Resilience based design
By Kyle Johnson, PE, SE – Senior Engineer, Structural Engineering | Seattle Office
Building codes have historically taken the design philosophy of protecting against loss of life as the primary objective, without accounting for post-disaster downtime or required retrofits. A building can meet all code requirements and function to safely evacuate people from the building but may still need to be demolished or require significant retrofits to be occupiable after a major event. This downtime after a natural disaster can have significant impacts on the recovery of a community. If residences are not safe for people to live in or offices are out of use for extended periods of time, people and businesses may need to relocate further hindering the recovery.
FEMA and other agencies have recently been evaluating how the building code can be revised to incorporate target “beyond life safety” goals to protect communities from excessive recovery efforts post disaster. These performance targets are aimed to address two factors:
Functional Recovery: “A post-disaster performance state in which a building or lifeline infrastructure system is maintained, or restored, to safely and adequately support the basic intended functions associated with the pre-disaster use or occupancy of a building, or the pre-disaster service level of a lifeline infrastructure system.” (FEMA-NIST, 2021)
Resilience: “The capability of an organization or community to withstand, respond to, and recover from a disaster in order to return its livelihood to a measure of its pre-disaster state in a timely, nondisruptive manner, while also minimizing the consequences of a future hazard event.” (NIST GCR 23-041)
By shifting our target objectives from a collapse prevention/life safety approach to targeted functional recovery-based objectives, we can make our communities more resilient to natural disasters. Figure 1 gives a visual, from FEMA, for expected structural behavior and costs associated with targeting higher building resilience. By targeting a higher performance level, the downtime of a building is lessened as less repair is needed, resulting in less drag on the economy and environment. From this figure, the carbon impact of repairs can also be seen as related to building performance. By better understanding how a building will respond to a natural disaster, the repair time and costs associated with a repair can be greatly minimized.
These higher performance targets can be achieved without significant impacts on the overall cost of the structural system. By incorporating new technologies such as replaceable fuses, small premiums upfront can mean a significant decrease in downtimes post event, benefiting both the property owners and the community at large.

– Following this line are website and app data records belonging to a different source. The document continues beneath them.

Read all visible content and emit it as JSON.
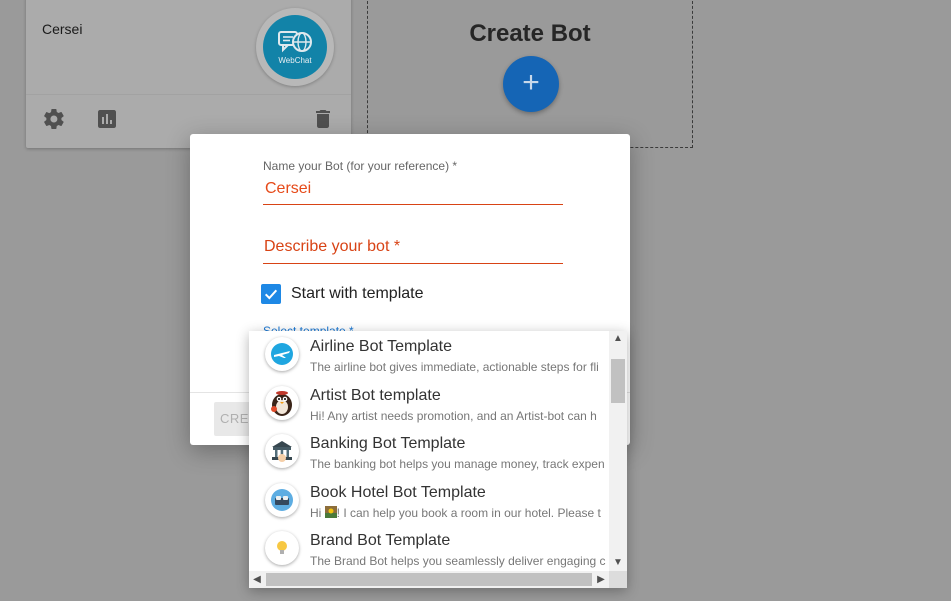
{
  "bot_card": {
    "name": "Cersei",
    "channel_badge": "WebChat",
    "actions": [
      {
        "icon": "gear-icon"
      },
      {
        "icon": "bar-chart-icon"
      },
      {
        "icon": "trash-icon"
      }
    ]
  },
  "create_card": {
    "title": "Create Bot",
    "button_symbol": "+"
  },
  "dialog": {
    "name_field": {
      "label": "Name your Bot (for your reference) *",
      "value": "Cersei"
    },
    "describe_field": {
      "placeholder": "Describe your bot *"
    },
    "template_checkbox": {
      "label": "Start with template",
      "checked": true
    },
    "select_template_label": "Select template *",
    "create_button": "CREATE"
  },
  "templates": [
    {
      "title": "Airline Bot Template",
      "desc": "The airline bot gives immediate, actionable steps for fli",
      "icon": "airplane-icon"
    },
    {
      "title": "Artist Bot template",
      "desc": "Hi! Any artist needs promotion, and an Artist-bot can h",
      "icon": "artist-penguin-icon"
    },
    {
      "title": "Banking Bot Template",
      "desc": "The banking bot helps you manage money, track expen",
      "icon": "bank-icon"
    },
    {
      "title": "Book Hotel Bot Template",
      "desc_prefix": "Hi ",
      "desc_suffix": "! I can help you book a room in our hotel. Please t",
      "icon": "hotel-icon"
    },
    {
      "title": "Brand Bot Template",
      "desc": "The Brand Bot helps you seamlessly deliver engaging c",
      "icon": "lightbulb-icon"
    }
  ],
  "colors": {
    "accent": "#1e88e5",
    "error": "#d84315",
    "fab": "#1565b5",
    "overlay": "#9a9a9a"
  }
}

At Coffman, we are well versed in providing guidance for targeted building performance, especially in facilities housing research and development. If your project may be a good fit for incorporating a Resilience Based Design or you would like to learn more, complete the “Contact Us” form linked on this page and one of our design professionals will contact you.